| EXERCISE BRIEF |
Go through the records and report each line holding the string "title".

Element data from apps and pages
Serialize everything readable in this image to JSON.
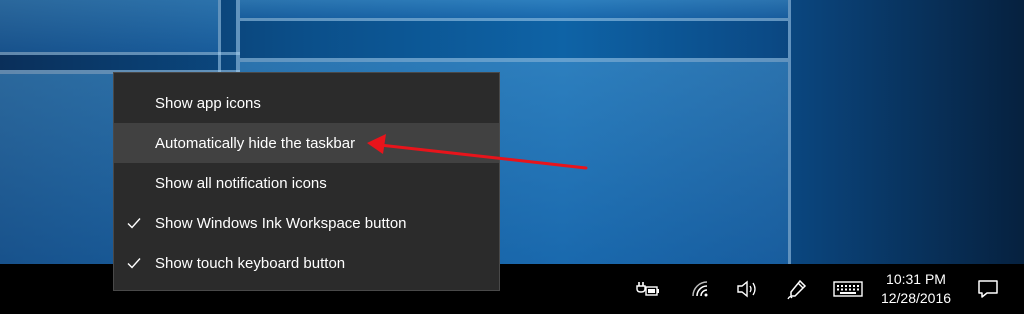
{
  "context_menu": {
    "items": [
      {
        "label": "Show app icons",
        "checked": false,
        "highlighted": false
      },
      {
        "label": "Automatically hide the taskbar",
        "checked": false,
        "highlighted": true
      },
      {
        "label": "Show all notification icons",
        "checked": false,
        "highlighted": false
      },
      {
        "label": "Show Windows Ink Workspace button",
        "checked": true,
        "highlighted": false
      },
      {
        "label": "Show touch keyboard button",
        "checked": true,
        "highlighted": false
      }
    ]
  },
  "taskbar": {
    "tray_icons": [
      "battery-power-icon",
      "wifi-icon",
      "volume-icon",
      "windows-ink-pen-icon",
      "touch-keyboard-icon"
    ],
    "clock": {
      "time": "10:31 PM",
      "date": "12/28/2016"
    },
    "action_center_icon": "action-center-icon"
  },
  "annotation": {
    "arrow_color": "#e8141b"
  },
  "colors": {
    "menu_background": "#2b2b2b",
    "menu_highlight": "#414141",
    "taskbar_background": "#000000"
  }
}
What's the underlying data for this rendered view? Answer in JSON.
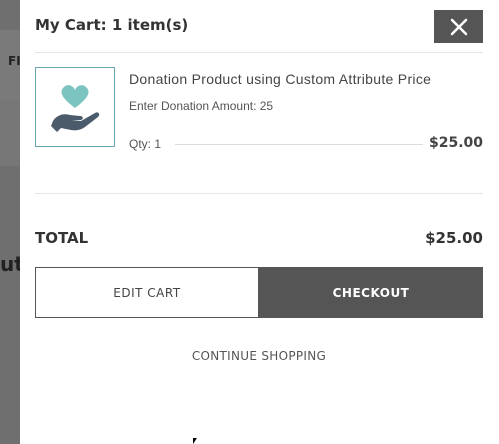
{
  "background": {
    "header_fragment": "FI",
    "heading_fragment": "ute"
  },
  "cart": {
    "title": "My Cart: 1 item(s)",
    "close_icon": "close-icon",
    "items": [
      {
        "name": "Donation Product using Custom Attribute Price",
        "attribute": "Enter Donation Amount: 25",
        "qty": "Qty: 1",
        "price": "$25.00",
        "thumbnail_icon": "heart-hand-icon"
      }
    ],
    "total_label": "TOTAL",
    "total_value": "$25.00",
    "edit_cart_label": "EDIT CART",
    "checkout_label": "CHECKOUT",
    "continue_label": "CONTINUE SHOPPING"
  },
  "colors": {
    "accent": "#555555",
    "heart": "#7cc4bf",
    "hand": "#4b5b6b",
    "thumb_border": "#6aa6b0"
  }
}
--
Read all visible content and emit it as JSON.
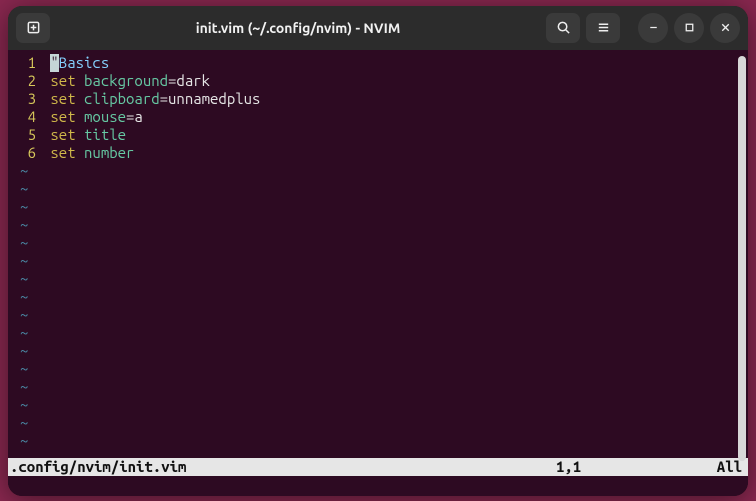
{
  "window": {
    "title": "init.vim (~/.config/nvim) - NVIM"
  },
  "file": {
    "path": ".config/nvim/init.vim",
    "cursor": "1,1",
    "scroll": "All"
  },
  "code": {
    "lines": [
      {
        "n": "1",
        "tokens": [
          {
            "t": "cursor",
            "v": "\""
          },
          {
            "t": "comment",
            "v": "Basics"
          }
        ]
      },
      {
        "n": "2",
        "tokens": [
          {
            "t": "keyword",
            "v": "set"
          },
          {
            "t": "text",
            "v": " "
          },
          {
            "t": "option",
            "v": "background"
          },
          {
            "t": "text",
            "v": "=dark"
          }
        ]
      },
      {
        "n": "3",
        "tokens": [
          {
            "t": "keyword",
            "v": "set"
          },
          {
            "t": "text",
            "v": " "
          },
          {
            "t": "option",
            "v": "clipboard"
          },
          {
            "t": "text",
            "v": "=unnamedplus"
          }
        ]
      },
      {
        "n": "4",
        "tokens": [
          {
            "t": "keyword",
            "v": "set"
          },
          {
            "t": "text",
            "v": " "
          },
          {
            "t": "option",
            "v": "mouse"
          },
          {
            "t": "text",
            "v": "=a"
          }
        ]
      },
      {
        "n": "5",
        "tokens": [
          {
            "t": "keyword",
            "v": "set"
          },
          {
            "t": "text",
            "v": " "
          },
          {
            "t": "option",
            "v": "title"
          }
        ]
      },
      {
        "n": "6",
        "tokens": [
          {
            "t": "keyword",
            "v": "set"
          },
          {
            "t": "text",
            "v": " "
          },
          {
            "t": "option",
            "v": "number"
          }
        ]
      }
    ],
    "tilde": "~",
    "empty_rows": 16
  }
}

| RESULT FOR THIS EXERCISE |
    "title": "My Cart: 1 item(s)",
    "title": "init.vim (~/.config/nvim) - NVIM"
            "v": "title"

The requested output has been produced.